## To do
Print every line of the material below exactly as it stands, but omit the pictures.

## Records to use

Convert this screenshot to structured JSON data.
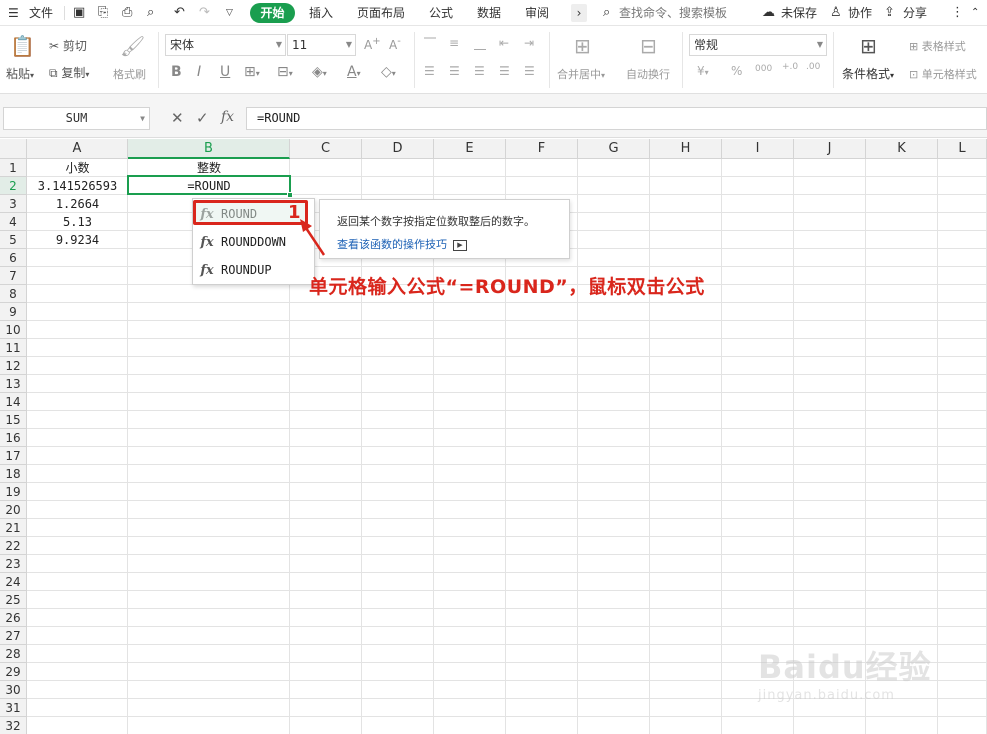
{
  "menubar": {
    "file": "文件",
    "tabs": [
      "开始",
      "插入",
      "页面布局",
      "公式",
      "数据",
      "审阅"
    ],
    "search": "查找命令、搜索模板",
    "unsaved": "未保存",
    "collab": "协作",
    "share": "分享"
  },
  "ribbon": {
    "paste": "粘贴",
    "cut": "剪切",
    "copy": "复制",
    "format_painter": "格式刷",
    "font_name": "宋体",
    "font_size": "11",
    "merge_center": "合并居中",
    "wrap_text": "自动换行",
    "number_format": "常规",
    "cond_format": "条件格式",
    "table_style": "表格样式",
    "cell_style": "单元格样式"
  },
  "formula_bar": {
    "name_box": "SUM",
    "fx": "fx",
    "formula": "=ROUND"
  },
  "grid": {
    "columns": [
      "A",
      "B",
      "C",
      "D",
      "E",
      "F",
      "G",
      "H",
      "I",
      "J",
      "K",
      "L"
    ],
    "rows": [
      "1",
      "2",
      "3",
      "4",
      "5",
      "6",
      "7",
      "8",
      "9",
      "10",
      "11",
      "12",
      "13",
      "14",
      "15",
      "16",
      "17",
      "18",
      "19",
      "20",
      "21",
      "22",
      "23",
      "24",
      "25",
      "26",
      "27",
      "28",
      "29",
      "30",
      "31",
      "32"
    ],
    "cells": [
      {
        "ref": "A1",
        "text": "小数"
      },
      {
        "ref": "B1",
        "text": "整数"
      },
      {
        "ref": "A2",
        "text": "3.141526593"
      },
      {
        "ref": "B2",
        "text": "=ROUND"
      },
      {
        "ref": "A3",
        "text": "1.2664"
      },
      {
        "ref": "A4",
        "text": "5.13"
      },
      {
        "ref": "A5",
        "text": "9.9234"
      }
    ]
  },
  "autocomplete": {
    "items": [
      "ROUND",
      "ROUNDDOWN",
      "ROUNDUP"
    ],
    "fx": "fx",
    "description": "返回某个数字按指定位数取整后的数字。",
    "link": "查看该函数的操作技巧"
  },
  "annotation": {
    "step": "1",
    "text": "单元格输入公式“=ROUND”，鼠标双击公式"
  },
  "watermark": {
    "main": "Baidu经验",
    "sub": "jingyan.baidu.com"
  },
  "colors": {
    "accent": "#1a9e4f",
    "annotation": "#d9261c",
    "link": "#1a5fb4"
  }
}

## Output of the task
Convert this screenshot to structured JSON data.
{
  "menubar": {
    "file": "文件",
    "tabs": [
      "开始",
      "插入",
      "页面布局",
      "公式",
      "数据",
      "审阅"
    ],
    "search": "查找命令、搜索模板",
    "unsaved": "未保存",
    "collab": "协作",
    "share": "分享"
  },
  "ribbon": {
    "paste": "粘贴",
    "cut": "剪切",
    "copy": "复制",
    "format_painter": "格式刷",
    "font_name": "宋体",
    "font_size": "11",
    "merge_center": "合并居中",
    "wrap_text": "自动换行",
    "number_format": "常规",
    "cond_format": "条件格式",
    "table_style": "表格样式",
    "cell_style": "单元格样式"
  },
  "formula_bar": {
    "name_box": "SUM",
    "fx": "fx",
    "formula": "=ROUND"
  },
  "grid": {
    "columns": [
      "A",
      "B",
      "C",
      "D",
      "E",
      "F",
      "G",
      "H",
      "I",
      "J",
      "K",
      "L"
    ],
    "rows": [
      "1",
      "2",
      "3",
      "4",
      "5",
      "6",
      "7",
      "8",
      "9",
      "10",
      "11",
      "12",
      "13",
      "14",
      "15",
      "16",
      "17",
      "18",
      "19",
      "20",
      "21",
      "22",
      "23",
      "24",
      "25",
      "26",
      "27",
      "28",
      "29",
      "30",
      "31",
      "32"
    ],
    "cells": [
      {
        "ref": "A1",
        "text": "小数"
      },
      {
        "ref": "B1",
        "text": "整数"
      },
      {
        "ref": "A2",
        "text": "3.141526593"
      },
      {
        "ref": "B2",
        "text": "=ROUND"
      },
      {
        "ref": "A3",
        "text": "1.2664"
      },
      {
        "ref": "A4",
        "text": "5.13"
      },
      {
        "ref": "A5",
        "text": "9.9234"
      }
    ]
  },
  "autocomplete": {
    "items": [
      "ROUND",
      "ROUNDDOWN",
      "ROUNDUP"
    ],
    "fx": "fx",
    "description": "返回某个数字按指定位数取整后的数字。",
    "link": "查看该函数的操作技巧"
  },
  "annotation": {
    "step": "1",
    "text": "单元格输入公式“=ROUND”，鼠标双击公式"
  },
  "watermark": {
    "main": "Baidu经验",
    "sub": "jingyan.baidu.com"
  },
  "colors": {
    "accent": "#1a9e4f",
    "annotation": "#d9261c",
    "link": "#1a5fb4"
  }
}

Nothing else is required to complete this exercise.